-Kylie Vroman, Togiak River Lodge, Save Bristol Bay Guide Ambassador
For my big fish story this year, I had three clients. We were rainbow trout fishing out of the boat with single-hand fly rods and streamers and it was a high-water year. I knew where the fish were and the sink-tips we had on weren’t getting deep enough to where I knew these fish hold. So, I experimented and put a spey tip on one client’s rod. The fly was just getting a little deeper. I thought to myself, this water looks like it did in 2015. So, I grabbed a fly out of my box that I hadn’t used in seven- or eight years with this single-hand spey-tip setup and the whole thing was an experiment. On that client’s second cast, we hooked and landed a 34-inch rainbow trout! That was the biggest rainbow I’d ever guided a client to in my whole career. It ended up being a super-great day.

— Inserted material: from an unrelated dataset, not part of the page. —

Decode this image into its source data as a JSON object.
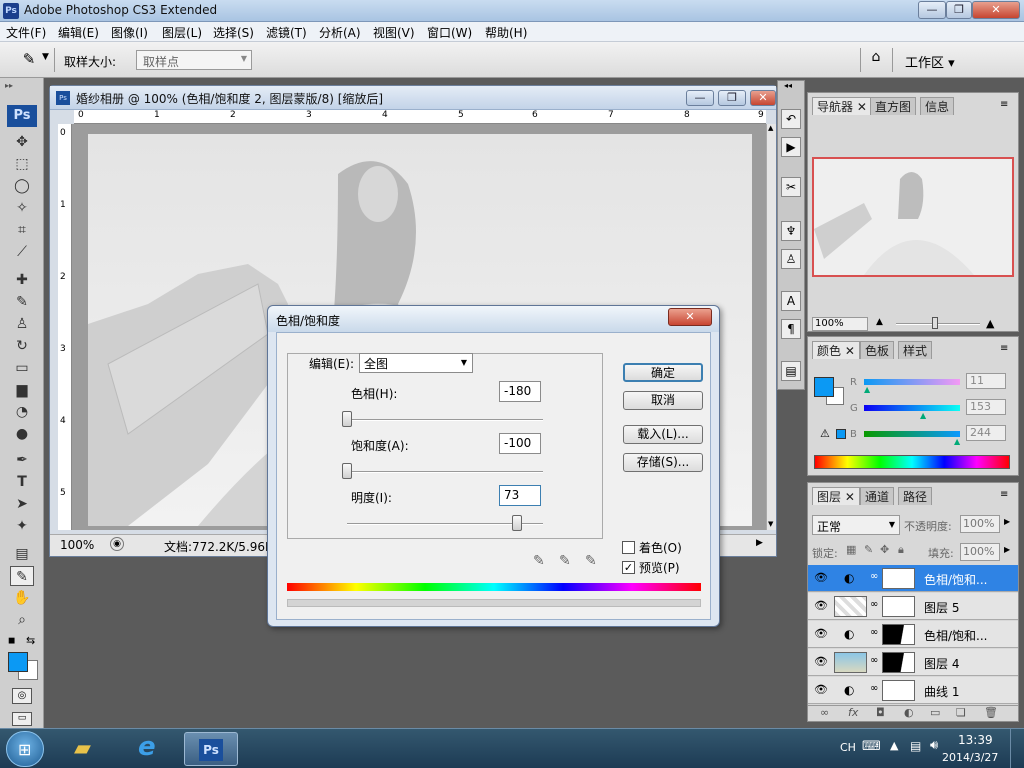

-Alexia Paige, Gold Creek Lodge, Save Bristol Bay Guide Ambassador.
In 2021, I was able to do some consulting work for Kulik Lodge, enhancing their Emergency Management protocols. Rather than taking payment for the job, I swapped out my services for a 2022 lodge visit during the September sockeye egg drop. While I offered my wife the chance to accompany me, she told me that she was sure I’d have a lot more fun fishing with my regular fishing partner, Glenn Nielsen. Best friends since high school in Anchorage, we’ve spent a lot of time fishing together, in the Interior where I live and down on the Kenai closer to Glenn’s home and where he has a cabin. Revisiting Katmai and Kulik Lodge was once again a marvelous experience, fishing the Kulik River and American Creek. If there was ever a place to spend fishing time with one best friend, it’s in the pristine waters of Bristol Bay and Katmai National Park.

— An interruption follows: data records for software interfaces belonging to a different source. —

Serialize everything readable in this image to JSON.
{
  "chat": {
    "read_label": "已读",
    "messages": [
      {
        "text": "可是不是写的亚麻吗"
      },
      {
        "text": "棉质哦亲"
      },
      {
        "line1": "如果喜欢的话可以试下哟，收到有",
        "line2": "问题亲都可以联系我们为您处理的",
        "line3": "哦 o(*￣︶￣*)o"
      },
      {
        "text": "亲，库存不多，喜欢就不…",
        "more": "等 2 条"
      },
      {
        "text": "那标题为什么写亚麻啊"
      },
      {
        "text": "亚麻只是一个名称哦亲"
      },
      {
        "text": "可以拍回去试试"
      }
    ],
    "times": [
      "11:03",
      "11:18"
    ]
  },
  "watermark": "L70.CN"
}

-Dan Hoffman, author of An Alaska Fly Fisher’s Odyssey: Seeking a Life of Drag-free Drift in the Land of the Midnight Sun.
The big fish of Bristol Bay, and the memories we make chasing them, are why southwest Alaska sits at the top of angler bucket lists in Alaska and across the country. They also give us more reasons to continue to advocate for permanent protections for the Bristol Bay region. Even though the key federal permit for the formerly proposed Pebble mine was denied in 2020, Trout Unlimited remains committed to advancing durable protections for the region so Pebble—or another mining project like it—cannot return. While the fish were coming back in record numbers this summer, we were also in the midst of a public comment period for proposed Clean Water Act safeguards for Bristol Bay. Over 500,000 comments were submitted to the Environmental Protection Agency (EPA) with record comment numbers from Bristol Bay residents and Alaskans supporting proposed protections. We expect a final decision by the EPA in early 2023 and will continue to pursue additive measures that will ensure greater durability of protections for the region.

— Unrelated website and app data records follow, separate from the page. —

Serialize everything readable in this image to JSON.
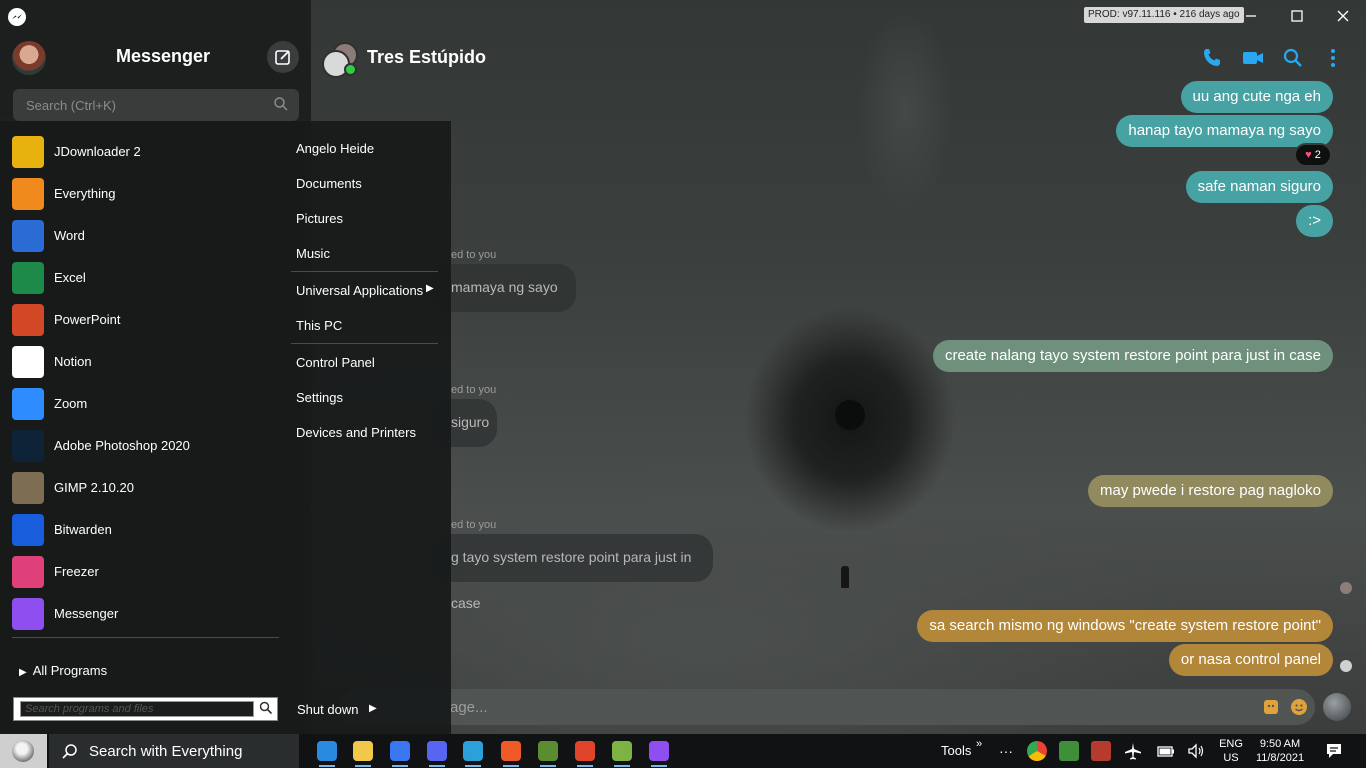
{
  "window": {
    "version_badge": "PROD: v97.11.116 • 216 days ago"
  },
  "sidebar": {
    "title": "Messenger",
    "search_placeholder": "Search (Ctrl+K)"
  },
  "chat": {
    "name": "Tres Estúpido",
    "messages": {
      "m1": "uu ang cute nga eh",
      "m2": "hanap tayo mamaya ng sayo",
      "reaction_count": "2",
      "m3": "safe naman siguro",
      "m4": ":>",
      "reply1_label": "ed to you",
      "reply1_text": "mamaya ng sayo",
      "m5": "create nalang tayo system restore point para just in case",
      "reply2_label": "ed to you",
      "reply2_text": "siguro",
      "m6": "may pwede i restore pag nagloko",
      "reply3_label": "ed to you",
      "reply3_text": "g tayo system restore point para just in case",
      "m7": "sa search mismo ng windows \"create system restore point\"",
      "m8": "or nasa control panel"
    },
    "composer_placeholder": "age..."
  },
  "start_menu": {
    "apps": [
      {
        "label": "JDownloader 2",
        "icon": "jdownloader-icon",
        "color": "#e8b20e"
      },
      {
        "label": "Everything",
        "icon": "everything-search-icon",
        "color": "#f08a1c"
      },
      {
        "label": "Word",
        "icon": "word-icon",
        "color": "#2b6bd6"
      },
      {
        "label": "Excel",
        "icon": "excel-icon",
        "color": "#1d8a4a"
      },
      {
        "label": "PowerPoint",
        "icon": "powerpoint-icon",
        "color": "#d24726"
      },
      {
        "label": "Notion",
        "icon": "notion-icon",
        "color": "#ffffff"
      },
      {
        "label": "Zoom",
        "icon": "zoom-icon",
        "color": "#2d8cff"
      },
      {
        "label": "Adobe Photoshop 2020",
        "icon": "photoshop-icon",
        "color": "#0f2338"
      },
      {
        "label": "GIMP 2.10.20",
        "icon": "gimp-icon",
        "color": "#7d6d53"
      },
      {
        "label": "Bitwarden",
        "icon": "bitwarden-icon",
        "color": "#175ddc"
      },
      {
        "label": "Freezer",
        "icon": "freezer-icon",
        "color": "#e0407a"
      },
      {
        "label": "Messenger",
        "icon": "messenger-icon",
        "color": "#8f4ef0"
      }
    ],
    "all_programs": "All Programs",
    "search_placeholder": "Search programs and files",
    "places": {
      "user": "Angelo Heide",
      "documents": "Documents",
      "pictures": "Pictures",
      "music": "Music",
      "universal_apps": "Universal Applications",
      "this_pc": "This PC",
      "control_panel": "Control Panel",
      "settings": "Settings",
      "devices": "Devices and Printers"
    },
    "shutdown": "Shut down"
  },
  "taskbar": {
    "search_label": "Search with Everything",
    "tools": "Tools",
    "lang_top": "ENG",
    "lang_bottom": "US",
    "time": "9:50 AM",
    "date": "11/8/2021",
    "pinned": [
      {
        "icon": "vscode-icon",
        "color": "#2a8ae0"
      },
      {
        "icon": "file-explorer-icon",
        "color": "#f2c84b"
      },
      {
        "icon": "signal-icon",
        "color": "#3a76f0"
      },
      {
        "icon": "discord-icon",
        "color": "#5865f2"
      },
      {
        "icon": "telegram-icon",
        "color": "#2aa1da"
      },
      {
        "icon": "brave-icon",
        "color": "#f05a28"
      },
      {
        "icon": "minecraft-icon",
        "color": "#5b8c32"
      },
      {
        "icon": "brave-beta-icon",
        "color": "#e0452b"
      },
      {
        "icon": "android-studio-icon",
        "color": "#7cb342"
      },
      {
        "icon": "messenger-icon",
        "color": "#8f4ef0"
      }
    ]
  }
}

Follow the effort and take action for Bristol Bay at savebristolbay.org or @savebristolbay on Facebook, Instagram and Twitter.
Trout Unlimited’s mission is to protect, reconnect and restore North America’s coldwater fisheries and their watersheds. Learn about our work in Alaska at home.tu.org/tu-programs/alaska. Meghan Barker is the Bristol Bay Organizer for Trout Unlimited